:: Aim of the task ::
Check every line of the entries for "JSON", and copy the lines that hold it.

:: Data extracts ::
============
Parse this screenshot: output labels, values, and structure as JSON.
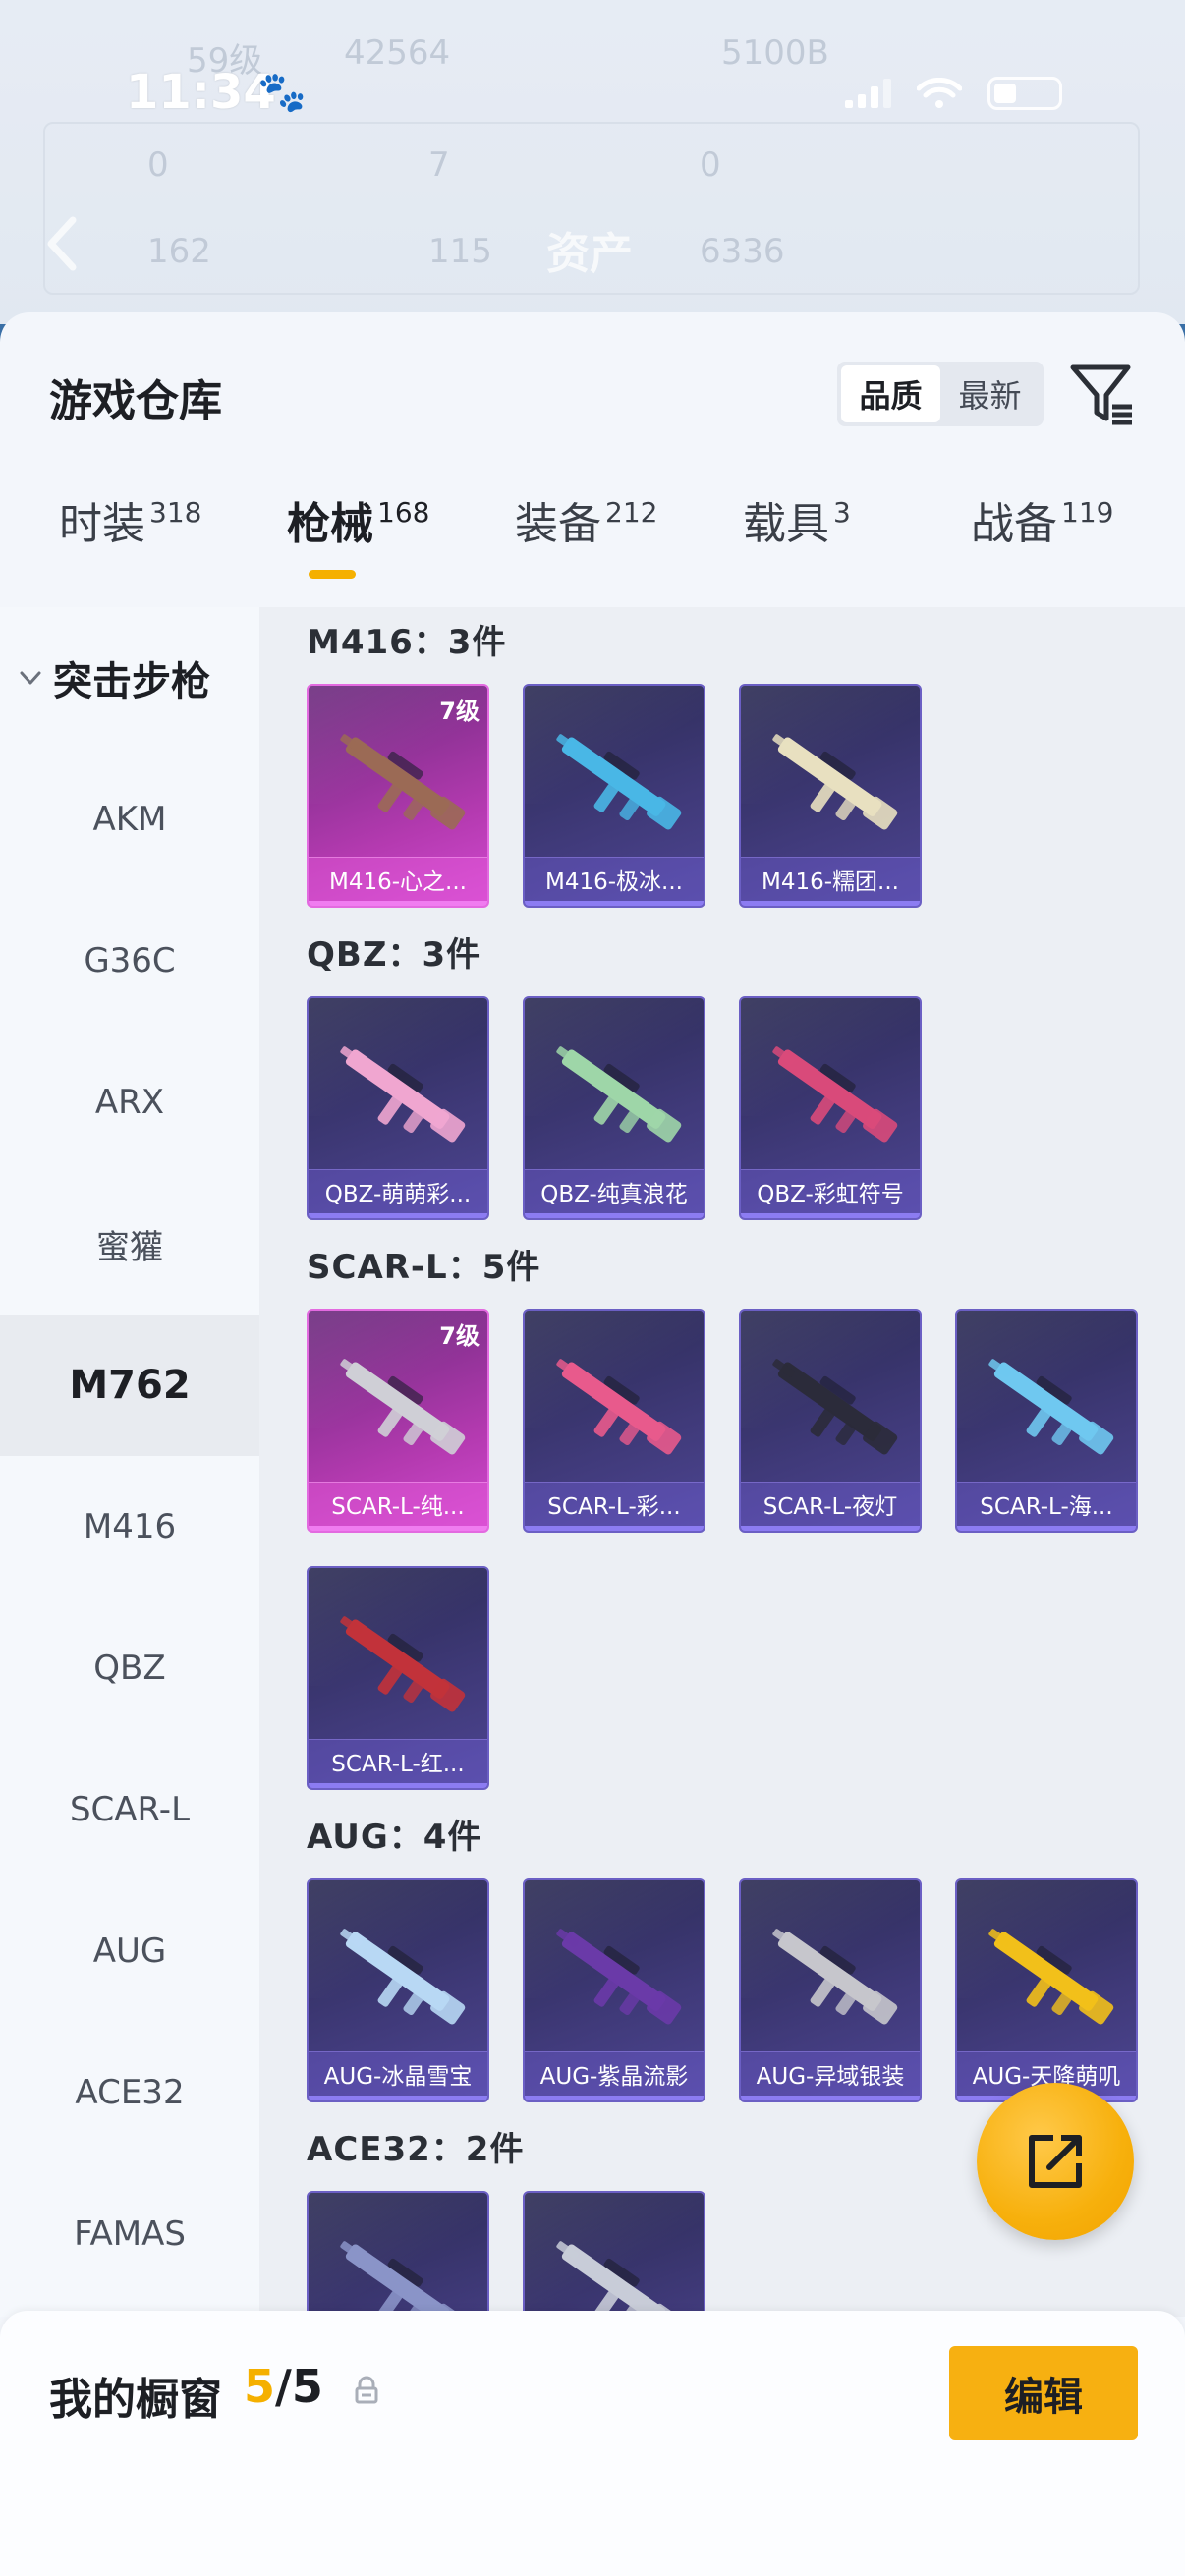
{
  "status_bar": {
    "time": "11:34"
  },
  "background": {
    "title": "资产",
    "ghost_texts": [
      "59级",
      "42564",
      "5100B",
      "0",
      "7",
      "0",
      "162",
      "115",
      "6336"
    ]
  },
  "sheet": {
    "title": "游戏仓库",
    "sort": {
      "options": [
        "品质",
        "最新"
      ],
      "active": "品质"
    }
  },
  "tabs": [
    {
      "label": "时装",
      "count": "318"
    },
    {
      "label": "枪械",
      "count": "168",
      "active": true
    },
    {
      "label": "装备",
      "count": "212"
    },
    {
      "label": "载具",
      "count": "3"
    },
    {
      "label": "战备",
      "count": "119"
    }
  ],
  "leftnav": {
    "group": "突击步枪",
    "items": [
      "AKM",
      "G36C",
      "ARX",
      "蜜獾",
      "M762",
      "M416",
      "QBZ",
      "SCAR-L",
      "AUG",
      "ACE32",
      "FAMAS"
    ],
    "active": "M762"
  },
  "groups": [
    {
      "header": "M416：3件",
      "items": [
        {
          "name": "M416-心之...",
          "level": "7级",
          "rare": true,
          "color": "#9b6a55"
        },
        {
          "name": "M416-极冰...",
          "color": "#49b7e6"
        },
        {
          "name": "M416-糯团...",
          "color": "#e8e0c0"
        }
      ]
    },
    {
      "header": "QBZ：3件",
      "items": [
        {
          "name": "QBZ-萌萌彩...",
          "color": "#f0a6d0"
        },
        {
          "name": "QBZ-纯真浪花",
          "color": "#9ed6a8"
        },
        {
          "name": "QBZ-彩虹符号",
          "color": "#d94a7a"
        }
      ]
    },
    {
      "header": "SCAR-L：5件",
      "items": [
        {
          "name": "SCAR-L-纯...",
          "level": "7级",
          "rare": true,
          "color": "#cfcfd6"
        },
        {
          "name": "SCAR-L-彩...",
          "color": "#e85a8c"
        },
        {
          "name": "SCAR-L-夜灯",
          "color": "#2b2b3a"
        },
        {
          "name": "SCAR-L-海...",
          "color": "#6fc8f0"
        },
        {
          "name": "SCAR-L-红...",
          "color": "#c2323a"
        }
      ]
    },
    {
      "header": "AUG：4件",
      "items": [
        {
          "name": "AUG-冰晶雪宝",
          "color": "#b8d8f4"
        },
        {
          "name": "AUG-紫晶流影",
          "color": "#6a3aa8"
        },
        {
          "name": "AUG-异域银装",
          "color": "#c6c6cc"
        },
        {
          "name": "AUG-天降萌叽",
          "color": "#f2c01a"
        }
      ]
    },
    {
      "header": "ACE32：2件",
      "items": [
        {
          "name": "",
          "color": "#8a94c8"
        },
        {
          "name": "",
          "color": "#c8ccd8"
        }
      ]
    }
  ],
  "bottom_bar": {
    "title": "我的橱窗",
    "count_current": "5",
    "count_sep": "/",
    "count_total": "5",
    "edit_label": "编辑"
  },
  "colors": {
    "accent": "#f5b000",
    "card_epic": "#403a7a",
    "card_legendary": "#b43ab0"
  }
}
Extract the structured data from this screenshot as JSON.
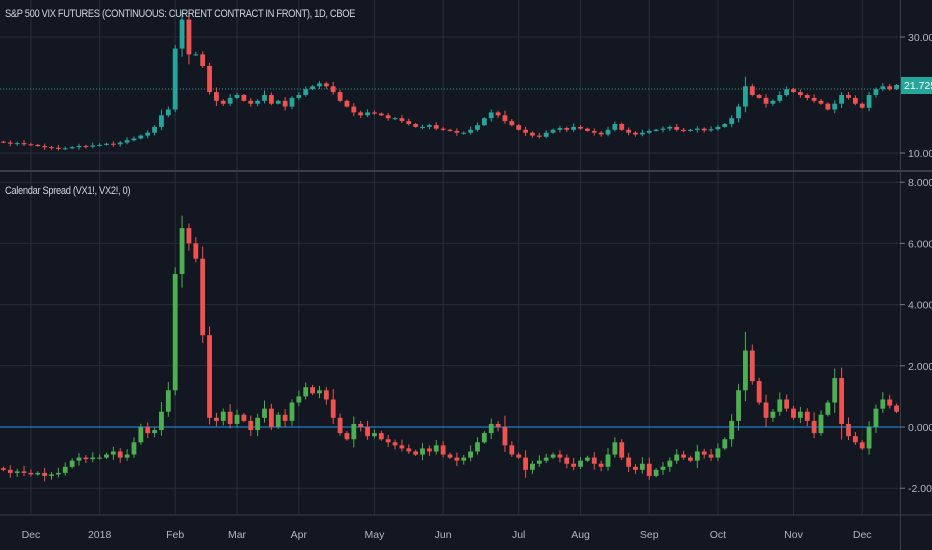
{
  "chart_data": [
    {
      "type": "candlestick",
      "title": "S&P 500 VIX FUTURES (CONTINUOUS: CURRENT CONTRACT IN FRONT), 1D, CBOE",
      "ylim": [
        5,
        36
      ],
      "yticks": [
        "30.000",
        "10.000"
      ],
      "ytick_values": [
        30,
        10
      ],
      "last_price_label": "21.725",
      "last_price": 21.725,
      "colors": {
        "up": "#26a69a",
        "down": "#ef5350",
        "last_line": "#26a69a"
      },
      "closes": [
        11.8,
        11.6,
        11.7,
        11.5,
        11.4,
        11.2,
        11.0,
        10.9,
        10.7,
        10.8,
        11.0,
        11.2,
        11.1,
        11.3,
        11.4,
        11.6,
        11.5,
        11.8,
        12.2,
        12.5,
        13.0,
        13.5,
        14.5,
        16.5,
        17.5,
        28,
        33,
        27,
        27,
        25,
        20.5,
        19,
        18.5,
        19.5,
        20,
        19,
        18.5,
        19,
        20,
        18.5,
        19,
        18,
        19.5,
        20,
        21,
        21.5,
        22,
        21.5,
        20.5,
        19,
        18,
        17,
        16.5,
        17,
        16.8,
        16.5,
        16,
        16,
        15.5,
        15,
        14.5,
        14.5,
        14.8,
        14.2,
        14,
        13.8,
        13.5,
        13.5,
        14,
        14.8,
        16,
        17,
        16.5,
        15.5,
        14.8,
        14,
        13.5,
        13,
        12.8,
        13.5,
        14,
        14.3,
        14,
        14.5,
        14.2,
        13.8,
        13.5,
        13.2,
        14,
        15,
        14,
        13.5,
        13.2,
        13.5,
        13.8,
        14,
        14.2,
        14.5,
        14,
        13.8,
        14,
        14.2,
        13.9,
        14.1,
        14.5,
        15,
        16,
        18,
        21.5,
        20,
        19.5,
        18.5,
        19,
        20,
        21,
        20.5,
        20,
        19.5,
        19,
        18.5,
        17.5,
        18.5,
        20,
        19.5,
        18.5,
        17.8,
        20,
        21,
        21.5,
        21,
        21.725
      ]
    },
    {
      "type": "candlestick",
      "title": "Calendar Spread (VX1!, VX2!, 0)",
      "ylim": [
        -2.9,
        8.2
      ],
      "yticks": [
        "8.000",
        "6.000",
        "4.000",
        "2.000",
        "0.000",
        "-2.000"
      ],
      "ytick_values": [
        8,
        6,
        4,
        2,
        0,
        -2
      ],
      "zero_line": 0,
      "colors": {
        "up": "#4caf50",
        "down": "#ef5350",
        "zero_line": "#2196f3"
      },
      "closes": [
        -1.4,
        -1.5,
        -1.45,
        -1.5,
        -1.55,
        -1.5,
        -1.6,
        -1.55,
        -1.5,
        -1.3,
        -1.1,
        -1.0,
        -1.05,
        -1.0,
        -1.0,
        -0.9,
        -0.8,
        -1.0,
        -0.9,
        -0.5,
        0.0,
        -0.2,
        -0.1,
        0.5,
        1.2,
        5.0,
        6.5,
        6.0,
        5.5,
        3.0,
        0.3,
        0.2,
        0.5,
        0.1,
        0.4,
        0.2,
        -0.1,
        0.3,
        0.6,
        0.0,
        0.4,
        0.2,
        0.8,
        1.0,
        1.3,
        1.1,
        1.2,
        0.9,
        0.3,
        -0.2,
        -0.4,
        0.1,
        0.0,
        -0.3,
        -0.2,
        -0.4,
        -0.5,
        -0.6,
        -0.7,
        -0.8,
        -0.9,
        -0.7,
        -0.8,
        -0.6,
        -0.9,
        -1.0,
        -1.1,
        -1.0,
        -0.8,
        -0.5,
        -0.2,
        0.1,
        0.0,
        -0.6,
        -0.9,
        -1.0,
        -1.4,
        -1.2,
        -1.1,
        -1.0,
        -0.9,
        -1.0,
        -1.2,
        -1.3,
        -1.1,
        -1.0,
        -1.2,
        -1.3,
        -0.9,
        -0.5,
        -1.0,
        -1.3,
        -1.4,
        -1.2,
        -1.6,
        -1.4,
        -1.3,
        -1.1,
        -0.9,
        -1.0,
        -1.1,
        -0.8,
        -0.9,
        -1.0,
        -0.7,
        -0.4,
        0.2,
        1.2,
        2.5,
        1.5,
        0.8,
        0.3,
        0.5,
        0.9,
        0.6,
        0.3,
        0.5,
        0.2,
        -0.2,
        0.4,
        0.8,
        1.6,
        0.1,
        -0.3,
        -0.5,
        -0.7,
        0.0,
        0.6,
        0.9,
        0.7,
        0.5
      ]
    }
  ],
  "x_axis": {
    "labels": [
      "Dec",
      "2018",
      "Feb",
      "Mar",
      "Apr",
      "May",
      "Jun",
      "Jul",
      "Aug",
      "Sep",
      "Oct",
      "Nov",
      "Dec"
    ],
    "label_bar_index": [
      4,
      14,
      25,
      34,
      43,
      54,
      64,
      75,
      84,
      94,
      104,
      115,
      125
    ]
  },
  "colors": {
    "background": "#131722",
    "grid": "#2a2e39",
    "text": "#b2b5be"
  }
}
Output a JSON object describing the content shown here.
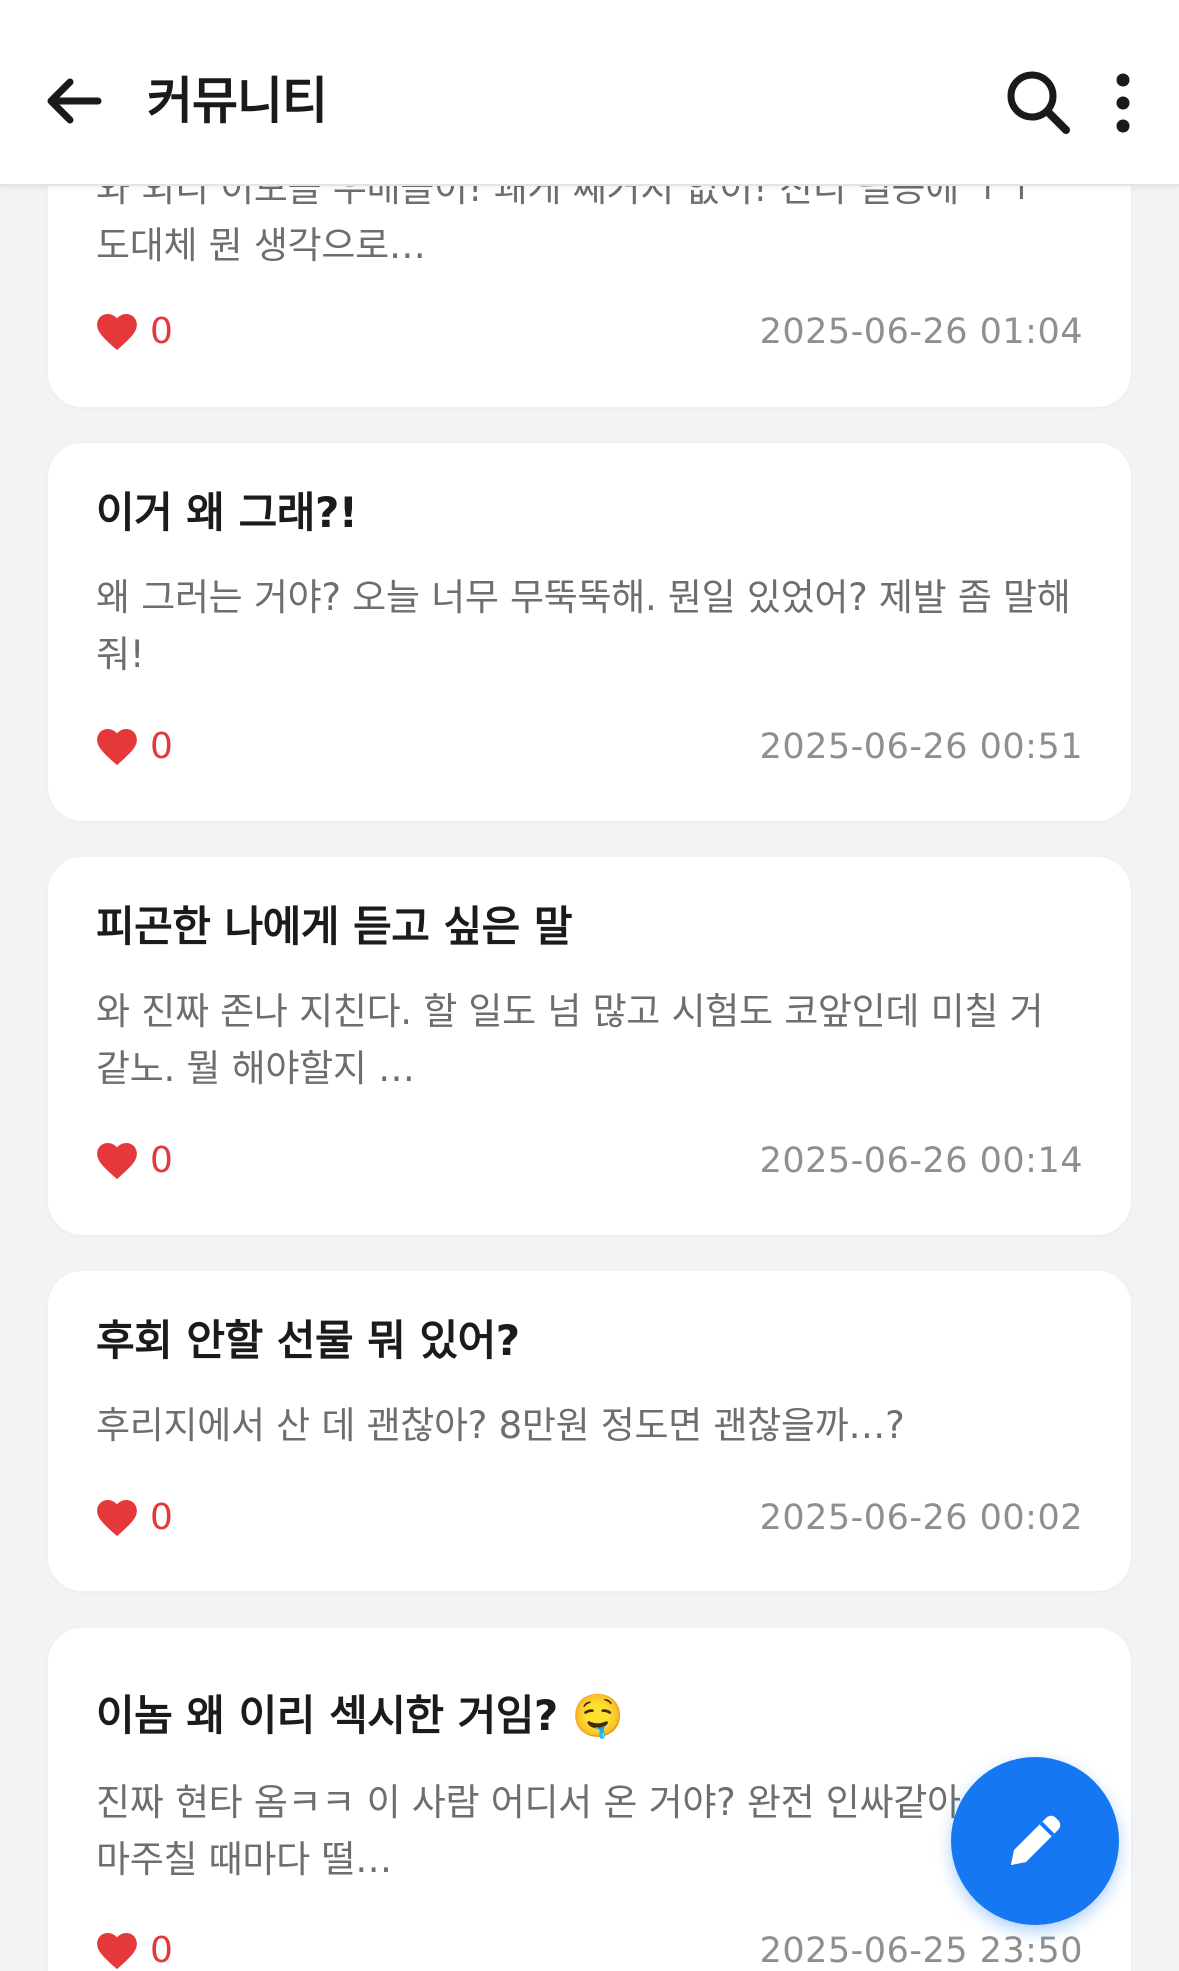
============
:: Task answer ::
Parse this screenshot: output labels, values, and structure as JSON.
Extract the structured data from this screenshot as JSON.
Output a JSON object describing the content shown here.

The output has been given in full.